- This place is called the 7th floor.
- There is no fourth time. The third time you're admitted is the last, so prepare yourself. You won't be going home anymore.
- If there's a time you want to run away, go not to station A, but to station B.
- Don't eat anything. That is the shortest path. It will end with the least burden on your family.
Narcissu is a (not technically) game that falls into the subset of visual novels called kinetic novels, where no action is required on the part of the audience. Initially written in Japanese, the game was passably translated into English by fans.
Spoilers follow below.
Much like The Fault in our Stars, Narcissu and its sequel, 2nd Side, revolve around two terminally-ill emerging adults, but with one striking difference: there is no hope for those who come to the 7th floor. There is no remission, no chance of survival. At the outset, you know that none of the characters are going to survive.
Thus is the curse of mortality.
The game touches on many of the same points, from parental care of severely ill children to the acceptance of death, but Narcissu deals with suicide and the right to die.
The 7th floor is the hospice ward, where people wait to die, and although the time comes for all of us, it comes sooner for those on the 7th floor, and they all know approximately how soon the end will be. And all have to deal with what they want to do before they die.

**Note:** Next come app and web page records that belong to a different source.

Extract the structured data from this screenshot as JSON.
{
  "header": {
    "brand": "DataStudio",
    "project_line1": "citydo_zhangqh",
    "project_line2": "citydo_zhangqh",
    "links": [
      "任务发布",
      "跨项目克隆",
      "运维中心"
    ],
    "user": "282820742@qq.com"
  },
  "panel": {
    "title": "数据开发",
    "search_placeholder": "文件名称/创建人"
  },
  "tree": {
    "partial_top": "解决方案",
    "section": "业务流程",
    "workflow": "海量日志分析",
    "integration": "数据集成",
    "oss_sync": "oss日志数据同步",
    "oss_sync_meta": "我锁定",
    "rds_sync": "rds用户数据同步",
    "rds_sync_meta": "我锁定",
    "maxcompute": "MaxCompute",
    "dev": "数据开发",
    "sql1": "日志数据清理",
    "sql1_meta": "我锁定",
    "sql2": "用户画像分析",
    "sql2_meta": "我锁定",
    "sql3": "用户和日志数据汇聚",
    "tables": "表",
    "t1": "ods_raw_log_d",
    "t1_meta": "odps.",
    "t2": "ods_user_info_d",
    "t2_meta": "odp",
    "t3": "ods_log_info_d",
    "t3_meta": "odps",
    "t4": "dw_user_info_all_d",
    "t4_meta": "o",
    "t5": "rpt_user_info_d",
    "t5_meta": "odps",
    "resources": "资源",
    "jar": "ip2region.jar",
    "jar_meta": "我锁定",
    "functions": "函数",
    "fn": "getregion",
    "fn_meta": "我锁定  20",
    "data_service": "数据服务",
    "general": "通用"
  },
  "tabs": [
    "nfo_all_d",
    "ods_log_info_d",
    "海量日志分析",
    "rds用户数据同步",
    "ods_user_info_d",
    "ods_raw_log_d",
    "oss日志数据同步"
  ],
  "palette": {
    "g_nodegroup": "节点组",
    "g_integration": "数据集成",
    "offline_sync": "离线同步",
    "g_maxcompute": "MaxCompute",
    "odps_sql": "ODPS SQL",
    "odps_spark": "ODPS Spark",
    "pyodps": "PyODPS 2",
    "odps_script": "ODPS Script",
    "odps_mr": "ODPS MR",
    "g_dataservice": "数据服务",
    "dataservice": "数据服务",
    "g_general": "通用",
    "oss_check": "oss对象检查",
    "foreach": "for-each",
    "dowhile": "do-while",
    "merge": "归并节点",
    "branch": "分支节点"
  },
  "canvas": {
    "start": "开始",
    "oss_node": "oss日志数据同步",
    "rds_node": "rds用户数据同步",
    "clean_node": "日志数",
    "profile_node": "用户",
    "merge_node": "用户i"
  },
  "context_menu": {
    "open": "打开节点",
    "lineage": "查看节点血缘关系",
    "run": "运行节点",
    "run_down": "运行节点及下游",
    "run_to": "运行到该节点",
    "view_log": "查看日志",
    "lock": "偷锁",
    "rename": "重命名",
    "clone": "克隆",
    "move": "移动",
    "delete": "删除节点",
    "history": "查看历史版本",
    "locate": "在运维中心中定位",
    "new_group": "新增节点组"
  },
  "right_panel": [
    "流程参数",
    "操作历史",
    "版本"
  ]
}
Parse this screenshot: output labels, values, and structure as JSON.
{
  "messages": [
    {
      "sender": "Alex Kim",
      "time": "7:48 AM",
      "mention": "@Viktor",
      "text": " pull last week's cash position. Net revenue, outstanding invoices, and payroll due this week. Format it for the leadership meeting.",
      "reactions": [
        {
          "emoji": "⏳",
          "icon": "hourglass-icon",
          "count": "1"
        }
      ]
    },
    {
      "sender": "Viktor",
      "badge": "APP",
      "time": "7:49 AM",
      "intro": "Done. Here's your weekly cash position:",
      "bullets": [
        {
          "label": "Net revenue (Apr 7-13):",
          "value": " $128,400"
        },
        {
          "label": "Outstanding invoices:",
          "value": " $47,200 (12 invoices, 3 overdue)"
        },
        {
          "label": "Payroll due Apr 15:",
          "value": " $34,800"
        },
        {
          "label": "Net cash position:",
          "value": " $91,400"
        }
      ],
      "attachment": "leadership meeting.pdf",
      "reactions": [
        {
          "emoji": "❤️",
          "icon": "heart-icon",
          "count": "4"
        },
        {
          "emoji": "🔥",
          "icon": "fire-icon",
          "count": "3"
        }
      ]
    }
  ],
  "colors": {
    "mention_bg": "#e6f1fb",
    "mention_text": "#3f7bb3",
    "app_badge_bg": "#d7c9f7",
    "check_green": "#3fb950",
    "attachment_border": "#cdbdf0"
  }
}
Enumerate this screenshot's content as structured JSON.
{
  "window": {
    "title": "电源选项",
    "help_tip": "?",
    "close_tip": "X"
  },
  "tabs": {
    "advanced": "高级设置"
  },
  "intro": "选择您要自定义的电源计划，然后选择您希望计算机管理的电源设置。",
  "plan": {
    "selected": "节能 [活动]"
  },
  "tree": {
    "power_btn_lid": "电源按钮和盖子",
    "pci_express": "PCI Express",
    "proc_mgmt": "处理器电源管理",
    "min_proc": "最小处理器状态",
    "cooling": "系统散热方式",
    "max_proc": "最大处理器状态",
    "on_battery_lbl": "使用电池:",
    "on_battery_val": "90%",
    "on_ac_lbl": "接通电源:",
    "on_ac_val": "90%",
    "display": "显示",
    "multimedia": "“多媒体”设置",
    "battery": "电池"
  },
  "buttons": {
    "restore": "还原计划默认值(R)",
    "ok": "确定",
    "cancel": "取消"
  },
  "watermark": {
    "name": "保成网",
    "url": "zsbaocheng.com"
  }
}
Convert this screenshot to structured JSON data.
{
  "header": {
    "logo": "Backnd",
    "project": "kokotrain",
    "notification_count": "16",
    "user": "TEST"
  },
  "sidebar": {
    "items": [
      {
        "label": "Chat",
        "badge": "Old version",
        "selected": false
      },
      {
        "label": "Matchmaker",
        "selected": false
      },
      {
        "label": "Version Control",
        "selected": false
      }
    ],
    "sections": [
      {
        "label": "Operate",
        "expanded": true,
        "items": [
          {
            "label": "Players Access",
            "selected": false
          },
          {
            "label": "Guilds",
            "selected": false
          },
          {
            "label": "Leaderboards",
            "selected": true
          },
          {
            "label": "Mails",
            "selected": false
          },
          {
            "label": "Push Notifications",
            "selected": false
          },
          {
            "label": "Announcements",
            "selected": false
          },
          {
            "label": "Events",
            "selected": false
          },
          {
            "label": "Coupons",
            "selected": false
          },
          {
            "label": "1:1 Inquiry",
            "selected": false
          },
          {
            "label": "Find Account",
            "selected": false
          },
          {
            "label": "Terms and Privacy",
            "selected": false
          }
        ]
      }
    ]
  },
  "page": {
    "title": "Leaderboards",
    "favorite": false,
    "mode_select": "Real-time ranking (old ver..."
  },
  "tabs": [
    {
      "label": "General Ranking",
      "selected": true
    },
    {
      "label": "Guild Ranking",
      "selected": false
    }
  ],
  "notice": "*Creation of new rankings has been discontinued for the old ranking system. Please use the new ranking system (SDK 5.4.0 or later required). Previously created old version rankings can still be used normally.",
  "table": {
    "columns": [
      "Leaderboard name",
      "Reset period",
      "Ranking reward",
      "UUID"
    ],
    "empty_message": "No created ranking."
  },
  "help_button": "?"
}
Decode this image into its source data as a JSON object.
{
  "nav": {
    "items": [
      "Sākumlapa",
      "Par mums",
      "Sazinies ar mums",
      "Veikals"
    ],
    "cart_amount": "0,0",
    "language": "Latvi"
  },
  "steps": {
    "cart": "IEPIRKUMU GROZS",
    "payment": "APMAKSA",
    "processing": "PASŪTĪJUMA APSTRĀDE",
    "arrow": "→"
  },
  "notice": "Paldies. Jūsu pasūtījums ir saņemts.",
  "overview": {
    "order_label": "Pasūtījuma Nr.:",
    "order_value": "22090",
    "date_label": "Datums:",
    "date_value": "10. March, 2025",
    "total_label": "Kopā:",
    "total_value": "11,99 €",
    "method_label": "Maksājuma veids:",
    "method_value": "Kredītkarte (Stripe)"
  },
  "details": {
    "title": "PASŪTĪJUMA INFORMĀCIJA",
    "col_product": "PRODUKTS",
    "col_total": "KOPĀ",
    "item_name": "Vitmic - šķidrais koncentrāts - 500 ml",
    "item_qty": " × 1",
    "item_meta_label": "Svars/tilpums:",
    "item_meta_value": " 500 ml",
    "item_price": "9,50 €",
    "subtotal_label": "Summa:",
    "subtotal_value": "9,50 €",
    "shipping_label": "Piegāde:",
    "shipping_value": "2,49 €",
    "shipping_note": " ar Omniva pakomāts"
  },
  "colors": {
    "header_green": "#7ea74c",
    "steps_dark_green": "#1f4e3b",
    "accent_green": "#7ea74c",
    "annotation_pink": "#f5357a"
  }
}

(On an aside, it's interesting how the plight of the terminally ill applies as readily to the healthy. We are not immortal. We all have limited time. But the only difference is that the ill know approximately how much time they have remaining. For the rest of us, we do not know.)
Some deny their forthcoming death. Others have a list of things to do before they die. And some want to commit one final act of defiance.
In Narcissu, the main character has the wish to die neither at home nor in the ward, and with the help of the player character, runs away from the hospital, going on a road trip to find a place to die. You act as an enabler for the main character's suicide, stealing your father's car and driving. She repeatedly asks you if you'd stop her if she tries to commit suicide, which brings about the question of when it is okay to let someone commit suicide. The main character is plainly of sound mind, and with the threat of encroaching death, she merely wishes to die on her own terms.
Do we have a right to death? Do we have a responsibility to prevent others from taking their own life? Do we even have a right to prevent others from committing suicide? Society treats suicide as a mental illness, but the truth is more nuanced. Suicide usually a symptom of mental illness, but suicide is the fullest expression of freedom; after all, is can one exert any more control over one's life than ending it? If one is of sound mind (however that can be evaluated), then who has the right to stop them?
In 2nd Side, the story deals instead with the effects the dying have on those left behind. As quoted from the Fault in Our Stars,
She walks lightly upon the earth. Hazel knows the truth: We're as likely to hurt the universe as we are to help it, and we're not likely to do either.
The main character in 2nd Side pushes away her family and friends as she dies, wanting to protect them from the pain and suffering of watching her die. A noble gesture, but in my opinion, the choice to suffer is of the living, not the dying. Again, people should be free to choose suffering for themselves, although recursive application of this rule would allow the patient to reject sympathy, but only for purely selfish reasons.
The sequel also deals with religious epistemology, but ends fairly predictably with pain and suffering.
Narcissu and its sequel are very thought-provoking kinetic novels which, although not well-translated, have strong plots and bring up interesting thoughts on mortality and freedom.